Mildly interesting, we can see font-family:Gulim which is a Unicode font designed especially for the Korean-language script. Font families aren’t smoking guns anymore, but it’s another thing that is odd in that the Display Name is an American name but it’s coming from a South Korean service provider and using a Korean language pack.

Okay, so basically the same thing with some HTML formatting. Nothing too…ting…what have we here? An image? I wonder if that’s just a logo or something or anything a bit neater?

In reading through it, the …/readReceipt/notify/?… looks like a tracking image. So, in the event that I’d opened that, it would load that image and Mr. l1l100011 would know that the email made it to an actual mailbox and was opened.

Based on the %3D at the end of the .gif file, I can see that this is a URL encode string and, using the awesome CyberChef utility by our friends over at GCHQ, I can decode that using CyberChef and see that it’s actually a Base64 encoded string.


I did some poking around with that Base64 encoded string and I couldn’t really get it into anything of value.
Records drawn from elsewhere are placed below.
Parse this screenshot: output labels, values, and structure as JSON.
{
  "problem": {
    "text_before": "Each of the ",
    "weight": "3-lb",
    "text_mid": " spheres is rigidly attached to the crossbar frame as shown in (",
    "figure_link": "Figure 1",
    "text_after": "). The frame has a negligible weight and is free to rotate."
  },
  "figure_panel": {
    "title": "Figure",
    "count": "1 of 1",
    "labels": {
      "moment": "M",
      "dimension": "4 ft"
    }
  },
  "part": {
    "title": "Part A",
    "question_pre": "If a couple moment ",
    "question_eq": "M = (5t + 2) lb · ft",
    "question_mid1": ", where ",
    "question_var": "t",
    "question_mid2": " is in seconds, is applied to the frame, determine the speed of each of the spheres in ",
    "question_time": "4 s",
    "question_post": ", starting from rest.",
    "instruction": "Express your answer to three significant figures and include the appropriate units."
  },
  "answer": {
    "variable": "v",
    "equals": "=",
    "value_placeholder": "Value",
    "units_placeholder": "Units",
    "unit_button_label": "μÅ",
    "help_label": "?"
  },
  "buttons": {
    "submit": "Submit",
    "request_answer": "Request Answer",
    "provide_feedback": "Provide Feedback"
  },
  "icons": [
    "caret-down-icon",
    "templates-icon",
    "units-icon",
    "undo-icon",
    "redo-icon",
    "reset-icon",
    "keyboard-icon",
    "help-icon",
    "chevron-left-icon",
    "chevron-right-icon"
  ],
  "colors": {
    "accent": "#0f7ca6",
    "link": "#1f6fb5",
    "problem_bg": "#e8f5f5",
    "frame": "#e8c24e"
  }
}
Maybe it’s something, maybe it means something on the far side, but I couldn’t turn this string into the gif.

Please join us for the final post that will cover the analysis of these artifacts.